## Data to use
*****

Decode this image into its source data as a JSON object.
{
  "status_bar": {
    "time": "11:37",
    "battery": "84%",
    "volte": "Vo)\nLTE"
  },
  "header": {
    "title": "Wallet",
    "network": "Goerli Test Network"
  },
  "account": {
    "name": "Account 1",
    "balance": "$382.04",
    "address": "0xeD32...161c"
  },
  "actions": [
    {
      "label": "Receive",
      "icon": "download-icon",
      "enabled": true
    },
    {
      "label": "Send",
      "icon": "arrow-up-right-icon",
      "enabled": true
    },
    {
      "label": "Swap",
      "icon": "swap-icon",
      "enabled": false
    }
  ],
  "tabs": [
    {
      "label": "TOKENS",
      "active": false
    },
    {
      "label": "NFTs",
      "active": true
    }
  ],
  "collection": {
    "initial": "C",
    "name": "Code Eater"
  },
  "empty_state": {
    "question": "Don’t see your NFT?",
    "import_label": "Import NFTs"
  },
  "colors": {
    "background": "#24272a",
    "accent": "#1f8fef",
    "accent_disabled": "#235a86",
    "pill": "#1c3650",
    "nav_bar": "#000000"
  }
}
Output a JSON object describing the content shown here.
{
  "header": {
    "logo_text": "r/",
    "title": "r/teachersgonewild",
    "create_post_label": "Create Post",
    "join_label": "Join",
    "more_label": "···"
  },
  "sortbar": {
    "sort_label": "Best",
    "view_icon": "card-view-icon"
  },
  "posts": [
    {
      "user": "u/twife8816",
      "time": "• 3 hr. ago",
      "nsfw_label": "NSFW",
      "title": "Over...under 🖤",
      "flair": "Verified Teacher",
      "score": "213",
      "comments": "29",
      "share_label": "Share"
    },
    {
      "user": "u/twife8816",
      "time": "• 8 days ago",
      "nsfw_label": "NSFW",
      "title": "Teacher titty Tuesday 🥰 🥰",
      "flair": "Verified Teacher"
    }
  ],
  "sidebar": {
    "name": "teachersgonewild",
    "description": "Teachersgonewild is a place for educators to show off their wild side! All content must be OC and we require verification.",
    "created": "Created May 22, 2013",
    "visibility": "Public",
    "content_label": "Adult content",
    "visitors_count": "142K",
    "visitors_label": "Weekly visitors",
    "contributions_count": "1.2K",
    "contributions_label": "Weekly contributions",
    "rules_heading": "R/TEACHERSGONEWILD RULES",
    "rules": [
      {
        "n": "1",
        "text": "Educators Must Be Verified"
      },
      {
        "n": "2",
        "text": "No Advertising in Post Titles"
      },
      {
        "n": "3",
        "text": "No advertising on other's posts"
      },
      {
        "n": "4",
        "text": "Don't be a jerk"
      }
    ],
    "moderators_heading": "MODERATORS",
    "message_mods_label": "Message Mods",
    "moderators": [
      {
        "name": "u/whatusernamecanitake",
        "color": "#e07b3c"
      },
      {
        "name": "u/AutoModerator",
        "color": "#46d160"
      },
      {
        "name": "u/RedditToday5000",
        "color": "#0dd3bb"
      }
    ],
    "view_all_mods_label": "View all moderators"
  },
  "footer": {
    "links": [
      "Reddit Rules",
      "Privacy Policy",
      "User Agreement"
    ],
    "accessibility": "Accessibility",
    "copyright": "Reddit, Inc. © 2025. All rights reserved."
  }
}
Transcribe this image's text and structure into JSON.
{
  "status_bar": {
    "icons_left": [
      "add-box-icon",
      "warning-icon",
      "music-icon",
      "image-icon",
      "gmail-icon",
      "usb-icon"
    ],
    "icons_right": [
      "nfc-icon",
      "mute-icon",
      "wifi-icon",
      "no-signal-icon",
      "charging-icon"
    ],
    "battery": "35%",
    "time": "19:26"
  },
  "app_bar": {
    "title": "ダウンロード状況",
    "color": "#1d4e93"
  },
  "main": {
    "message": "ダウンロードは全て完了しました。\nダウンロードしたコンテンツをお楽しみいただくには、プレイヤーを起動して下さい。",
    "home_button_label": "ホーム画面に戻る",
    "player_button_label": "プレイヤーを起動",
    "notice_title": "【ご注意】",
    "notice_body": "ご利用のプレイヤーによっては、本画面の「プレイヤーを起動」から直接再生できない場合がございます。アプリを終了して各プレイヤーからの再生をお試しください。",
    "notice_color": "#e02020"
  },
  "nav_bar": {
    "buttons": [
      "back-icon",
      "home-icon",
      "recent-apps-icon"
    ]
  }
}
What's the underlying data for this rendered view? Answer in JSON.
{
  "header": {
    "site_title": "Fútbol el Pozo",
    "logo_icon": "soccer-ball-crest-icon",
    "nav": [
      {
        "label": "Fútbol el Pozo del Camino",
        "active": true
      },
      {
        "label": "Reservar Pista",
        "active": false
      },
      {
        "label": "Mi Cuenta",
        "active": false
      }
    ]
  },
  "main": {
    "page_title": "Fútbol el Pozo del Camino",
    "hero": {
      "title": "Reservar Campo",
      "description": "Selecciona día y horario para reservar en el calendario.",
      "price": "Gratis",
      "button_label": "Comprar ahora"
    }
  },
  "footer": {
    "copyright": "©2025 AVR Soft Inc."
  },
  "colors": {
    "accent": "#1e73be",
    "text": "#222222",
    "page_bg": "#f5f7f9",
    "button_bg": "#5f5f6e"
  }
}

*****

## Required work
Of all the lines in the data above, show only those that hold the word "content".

## Worked solution
Output a JSON object describing the content shown here.
    "description": "Teachersgonewild is a place for educators to show off their wild side! All content must be OC and we require verification.",
    "content_label": "Adult content",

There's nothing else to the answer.